Grogan said Friday’s efforts are just one more way the police department can connect with the community.
“One of the ways you can build trust is through transparency,” he said.
The police department has a Facebook page and a Twitter account, both of which are updated frequently.
Grogan said that while making note of a call in 140 characters or less won’t take that long, the officers won’t let it get in the way of doing their jobs.
“If they are busy, they aren’t going to be tweeting the calls, they are going to be handling the calls,” he said. “If we have something bad happen, we may not tweet for a couple of hours if we are dealing with a situation.”
When can the police search my car and should I let them.
Being stopped by the police for any reason can be a nerve wracking experience even for someone who is not doing anything wrong. Add to that the guilt that comes with having been found breaking the law, the typical driver is not in the proper frame of mind to assert his or her rights at the time of the stop.
What you need to remember when you are stopped by the police is that we all have rights granted to us by the constitution and these cannot be taken away from us. One of these rights was granted to us by the fourth amendment. It guarantees the right to be free from illegal searches and seizures.
When you are stopped by the police for any reason, it is important to remember that they are not just allowed to search your vehicle for no reason. The majority of the searches of vehicles that the police conduct are lawful because the owner of the vehicle (that’s you) granted them permission to search the vehicle.
The police may tell you that this will all be easier if you let them search your vehicle or may try to intimidate you into letting them search your vehicle, and while you should always always ALWAYS be nice and polite to the police, you do not have to give them permission to search your vehicle.
You do not have to allow the police to search your vehicle, and they cannot do it over your objection unless they have “probable cause” (or a warrant). Probable cause is a somewhat vague term in the legal field, but it basically means the police have to have some good reason to suspect that you are up to something illegal. It is like a hunch of the officer but backed up by reasonable suspicion.

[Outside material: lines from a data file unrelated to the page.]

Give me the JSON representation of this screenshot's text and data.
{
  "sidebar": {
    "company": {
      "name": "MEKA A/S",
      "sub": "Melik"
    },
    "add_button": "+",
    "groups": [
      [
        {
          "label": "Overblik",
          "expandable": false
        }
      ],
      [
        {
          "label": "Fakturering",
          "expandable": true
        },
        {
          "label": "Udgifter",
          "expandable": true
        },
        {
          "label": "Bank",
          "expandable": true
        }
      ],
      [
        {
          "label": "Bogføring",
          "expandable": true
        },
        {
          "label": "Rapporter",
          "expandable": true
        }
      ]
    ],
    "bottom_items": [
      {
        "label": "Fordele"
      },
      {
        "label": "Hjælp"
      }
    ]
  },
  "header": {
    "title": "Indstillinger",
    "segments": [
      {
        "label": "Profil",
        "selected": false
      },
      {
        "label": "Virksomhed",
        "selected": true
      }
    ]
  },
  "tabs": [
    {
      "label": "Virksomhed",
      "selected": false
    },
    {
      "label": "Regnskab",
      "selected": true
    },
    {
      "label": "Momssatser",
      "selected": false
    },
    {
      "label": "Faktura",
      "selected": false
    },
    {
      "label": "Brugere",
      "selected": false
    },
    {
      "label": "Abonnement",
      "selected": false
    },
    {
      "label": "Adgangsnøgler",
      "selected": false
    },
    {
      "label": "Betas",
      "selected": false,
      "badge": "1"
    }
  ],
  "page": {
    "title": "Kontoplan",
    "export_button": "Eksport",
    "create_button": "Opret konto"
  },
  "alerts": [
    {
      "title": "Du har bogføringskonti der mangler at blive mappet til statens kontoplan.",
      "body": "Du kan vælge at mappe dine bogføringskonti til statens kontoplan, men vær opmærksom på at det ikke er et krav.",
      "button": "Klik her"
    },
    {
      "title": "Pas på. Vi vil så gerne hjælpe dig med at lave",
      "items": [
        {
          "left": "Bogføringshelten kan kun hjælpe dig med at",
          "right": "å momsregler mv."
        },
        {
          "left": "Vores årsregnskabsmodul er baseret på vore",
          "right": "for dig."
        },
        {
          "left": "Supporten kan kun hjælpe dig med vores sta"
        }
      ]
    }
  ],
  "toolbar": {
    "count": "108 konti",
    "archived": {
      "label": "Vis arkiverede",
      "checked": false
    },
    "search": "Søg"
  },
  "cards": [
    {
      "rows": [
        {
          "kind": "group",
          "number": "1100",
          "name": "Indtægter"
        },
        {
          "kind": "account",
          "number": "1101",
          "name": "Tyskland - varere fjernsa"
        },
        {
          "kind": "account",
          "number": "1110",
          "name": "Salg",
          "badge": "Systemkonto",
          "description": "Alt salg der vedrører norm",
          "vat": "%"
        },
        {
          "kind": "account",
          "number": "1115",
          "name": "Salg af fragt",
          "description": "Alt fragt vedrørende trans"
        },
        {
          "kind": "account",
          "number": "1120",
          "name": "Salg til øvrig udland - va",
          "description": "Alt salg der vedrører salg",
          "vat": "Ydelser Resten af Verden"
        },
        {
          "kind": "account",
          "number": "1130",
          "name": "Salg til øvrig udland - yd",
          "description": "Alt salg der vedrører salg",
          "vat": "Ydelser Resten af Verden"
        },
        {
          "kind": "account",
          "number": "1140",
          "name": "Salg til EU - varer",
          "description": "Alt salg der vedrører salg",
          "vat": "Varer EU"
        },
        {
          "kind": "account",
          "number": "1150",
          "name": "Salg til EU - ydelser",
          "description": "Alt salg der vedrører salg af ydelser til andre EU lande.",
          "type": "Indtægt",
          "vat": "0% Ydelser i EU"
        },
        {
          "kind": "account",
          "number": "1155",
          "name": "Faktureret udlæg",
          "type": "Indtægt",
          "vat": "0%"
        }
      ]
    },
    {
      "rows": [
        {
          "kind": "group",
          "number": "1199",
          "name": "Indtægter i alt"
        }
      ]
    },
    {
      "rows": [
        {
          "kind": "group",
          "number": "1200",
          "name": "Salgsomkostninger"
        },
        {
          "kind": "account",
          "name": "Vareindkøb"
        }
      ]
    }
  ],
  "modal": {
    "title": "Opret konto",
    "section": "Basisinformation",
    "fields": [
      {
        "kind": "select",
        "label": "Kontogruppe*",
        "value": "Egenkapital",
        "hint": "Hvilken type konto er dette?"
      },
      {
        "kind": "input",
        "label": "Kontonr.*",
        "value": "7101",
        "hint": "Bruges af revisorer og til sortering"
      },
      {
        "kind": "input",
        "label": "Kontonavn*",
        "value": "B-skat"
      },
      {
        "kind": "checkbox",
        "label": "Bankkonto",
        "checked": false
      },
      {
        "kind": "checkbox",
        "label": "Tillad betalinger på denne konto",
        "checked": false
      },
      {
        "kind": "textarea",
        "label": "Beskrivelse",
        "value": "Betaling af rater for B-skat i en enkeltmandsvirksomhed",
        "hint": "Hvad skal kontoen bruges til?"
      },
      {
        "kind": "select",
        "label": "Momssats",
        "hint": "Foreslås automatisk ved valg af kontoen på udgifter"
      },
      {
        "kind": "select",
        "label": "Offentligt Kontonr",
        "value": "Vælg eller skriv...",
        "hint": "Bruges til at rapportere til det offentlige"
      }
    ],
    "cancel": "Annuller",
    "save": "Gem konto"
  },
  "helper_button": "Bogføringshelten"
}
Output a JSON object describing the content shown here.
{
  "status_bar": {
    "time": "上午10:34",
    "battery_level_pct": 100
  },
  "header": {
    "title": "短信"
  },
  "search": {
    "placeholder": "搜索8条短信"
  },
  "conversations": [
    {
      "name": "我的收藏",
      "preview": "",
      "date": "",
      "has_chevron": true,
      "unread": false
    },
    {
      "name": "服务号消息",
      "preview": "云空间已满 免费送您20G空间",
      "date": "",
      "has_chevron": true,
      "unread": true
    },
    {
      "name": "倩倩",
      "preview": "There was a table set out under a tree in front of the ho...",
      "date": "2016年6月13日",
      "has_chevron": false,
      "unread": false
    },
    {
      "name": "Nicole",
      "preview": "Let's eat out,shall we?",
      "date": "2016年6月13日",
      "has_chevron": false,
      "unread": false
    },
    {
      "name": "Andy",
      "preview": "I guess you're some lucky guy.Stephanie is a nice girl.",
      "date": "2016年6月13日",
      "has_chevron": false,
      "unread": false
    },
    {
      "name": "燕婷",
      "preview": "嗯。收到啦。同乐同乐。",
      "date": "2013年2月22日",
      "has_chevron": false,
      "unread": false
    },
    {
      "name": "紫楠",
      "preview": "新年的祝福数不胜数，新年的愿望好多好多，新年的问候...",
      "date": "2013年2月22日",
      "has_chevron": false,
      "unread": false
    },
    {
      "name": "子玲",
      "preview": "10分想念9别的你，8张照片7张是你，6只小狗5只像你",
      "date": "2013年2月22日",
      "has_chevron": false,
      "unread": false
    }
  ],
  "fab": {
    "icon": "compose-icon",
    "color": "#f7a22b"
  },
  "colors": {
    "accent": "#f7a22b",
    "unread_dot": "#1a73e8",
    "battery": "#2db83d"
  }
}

The police could have probable cause to search your vehicle as a result of your behavior, your appearance, or the appearance of your vehicle. For example, a smell coming from you (or the car) or slowed reflexes may indicate to the officer that you are under the influence of drugs or alcohol and he or she would likely have probable cause to search your car. Also, if you throw something out of the window or hide something under the seat, the officer will be able to search your vehicle.
Being stopped for a speeding ticket or an expired license or other minor traffic violations is not probable cause.
The two most common ways that the police get probable cause is to see contraband in plain view in your vehicle, or by smelling the contraband (or smelling the results of its use). In order to be sure the police do not to have probable cause to search your vehicle, don’t have or do anything illegal in your vehicle (or anywhere else, but especially not in your vehicle).
If for some reason you do come into possession of something that may be frowned upon by the police, make sure it is not in plain view from outside of the car. To minimize what is in plain view, if the officer asks you to get out of the car, it is wise to close the door to the car as you exit. Keeping anything of questionable legality in the glove compartment or the trunk is much better advice than to keep it in the interior of the car, where ir could be in plain view. However, this strategy is far from foolproof.
In reality, if the police have probable cause, they have probable cause to search for specific items, not specific parts of a vehicle. So for example if the police had probable cause to believe that you were in possession of marijuana, they can look for any place that marijuana could be hidden. This includes the locked glove compartment, trunk, or any other containers in your vehicle.
But remember, the police have to have probable cause to search any part of your vehicle unless you give them permission to search it. And you don’t have to let them.